[What you will do] Omit the images and retype the records verbatim.
(Dataset excerpts)
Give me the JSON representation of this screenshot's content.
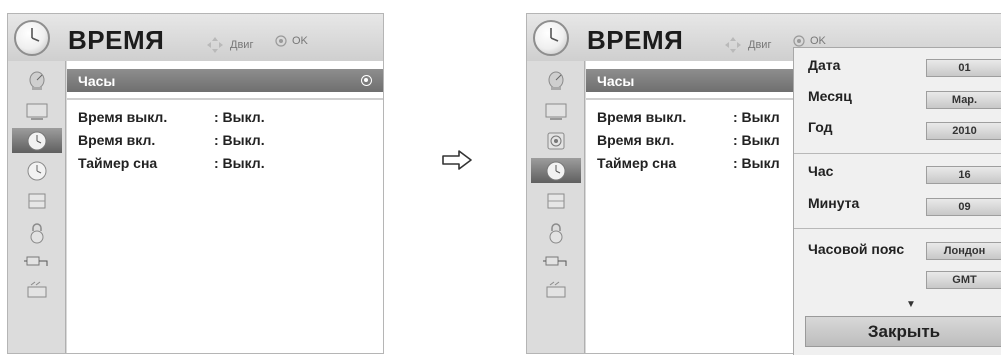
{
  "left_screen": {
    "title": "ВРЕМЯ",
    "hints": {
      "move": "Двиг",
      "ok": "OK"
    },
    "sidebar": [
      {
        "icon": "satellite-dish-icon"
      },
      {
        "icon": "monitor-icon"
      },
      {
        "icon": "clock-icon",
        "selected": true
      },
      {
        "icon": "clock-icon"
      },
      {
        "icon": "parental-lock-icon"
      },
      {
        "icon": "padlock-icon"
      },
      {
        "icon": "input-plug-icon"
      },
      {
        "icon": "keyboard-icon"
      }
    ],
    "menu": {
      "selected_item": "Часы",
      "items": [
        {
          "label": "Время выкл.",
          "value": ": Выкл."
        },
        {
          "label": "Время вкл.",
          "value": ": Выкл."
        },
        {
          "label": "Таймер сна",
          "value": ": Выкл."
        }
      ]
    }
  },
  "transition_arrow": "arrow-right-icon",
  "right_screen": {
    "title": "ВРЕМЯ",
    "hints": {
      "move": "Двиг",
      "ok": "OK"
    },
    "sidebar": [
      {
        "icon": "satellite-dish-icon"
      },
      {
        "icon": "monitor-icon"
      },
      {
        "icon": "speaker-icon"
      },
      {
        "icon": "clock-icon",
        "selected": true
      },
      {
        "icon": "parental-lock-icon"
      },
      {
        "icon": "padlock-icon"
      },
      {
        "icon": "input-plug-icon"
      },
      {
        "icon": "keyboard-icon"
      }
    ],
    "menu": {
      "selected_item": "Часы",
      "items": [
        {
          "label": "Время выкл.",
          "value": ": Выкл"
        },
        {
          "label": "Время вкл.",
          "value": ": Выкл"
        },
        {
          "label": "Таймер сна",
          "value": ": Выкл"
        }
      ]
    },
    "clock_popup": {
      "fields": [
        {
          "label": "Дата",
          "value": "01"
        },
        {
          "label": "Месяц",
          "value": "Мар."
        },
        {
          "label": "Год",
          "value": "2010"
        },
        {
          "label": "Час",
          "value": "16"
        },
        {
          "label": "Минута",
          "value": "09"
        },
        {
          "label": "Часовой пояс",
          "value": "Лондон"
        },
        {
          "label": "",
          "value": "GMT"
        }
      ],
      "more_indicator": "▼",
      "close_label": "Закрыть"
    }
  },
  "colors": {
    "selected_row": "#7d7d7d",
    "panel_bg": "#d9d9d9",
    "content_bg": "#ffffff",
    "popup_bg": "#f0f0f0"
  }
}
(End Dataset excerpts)
[Response for this exercise]
Give me the JSON representation of this screenshot's content.
{
  "left_screen": {
    "title": "ВРЕМЯ",
    "hints": {
      "move": "Двиг",
      "ok": "OK"
    },
    "sidebar": [
      {
        "icon": "satellite-dish-icon"
      },
      {
        "icon": "monitor-icon"
      },
      {
        "icon": "clock-icon",
        "selected": true
      },
      {
        "icon": "clock-icon"
      },
      {
        "icon": "parental-lock-icon"
      },
      {
        "icon": "padlock-icon"
      },
      {
        "icon": "input-plug-icon"
      },
      {
        "icon": "keyboard-icon"
      }
    ],
    "menu": {
      "selected_item": "Часы",
      "items": [
        {
          "label": "Время выкл.",
          "value": ": Выкл."
        },
        {
          "label": "Время вкл.",
          "value": ": Выкл."
        },
        {
          "label": "Таймер сна",
          "value": ": Выкл."
        }
      ]
    }
  },
  "transition_arrow": "arrow-right-icon",
  "right_screen": {
    "title": "ВРЕМЯ",
    "hints": {
      "move": "Двиг",
      "ok": "OK"
    },
    "sidebar": [
      {
        "icon": "satellite-dish-icon"
      },
      {
        "icon": "monitor-icon"
      },
      {
        "icon": "speaker-icon"
      },
      {
        "icon": "clock-icon",
        "selected": true
      },
      {
        "icon": "parental-lock-icon"
      },
      {
        "icon": "padlock-icon"
      },
      {
        "icon": "input-plug-icon"
      },
      {
        "icon": "keyboard-icon"
      }
    ],
    "menu": {
      "selected_item": "Часы",
      "items": [
        {
          "label": "Время выкл.",
          "value": ": Выкл"
        },
        {
          "label": "Время вкл.",
          "value": ": Выкл"
        },
        {
          "label": "Таймер сна",
          "value": ": Выкл"
        }
      ]
    },
    "clock_popup": {
      "fields": [
        {
          "label": "Дата",
          "value": "01"
        },
        {
          "label": "Месяц",
          "value": "Мар."
        },
        {
          "label": "Год",
          "value": "2010"
        },
        {
          "label": "Час",
          "value": "16"
        },
        {
          "label": "Минута",
          "value": "09"
        },
        {
          "label": "Часовой пояс",
          "value": "Лондон"
        },
        {
          "label": "",
          "value": "GMT"
        }
      ],
      "more_indicator": "▼",
      "close_label": "Закрыть"
    }
  },
  "colors": {
    "selected_row": "#7d7d7d",
    "panel_bg": "#d9d9d9",
    "content_bg": "#ffffff",
    "popup_bg": "#f0f0f0"
  }
}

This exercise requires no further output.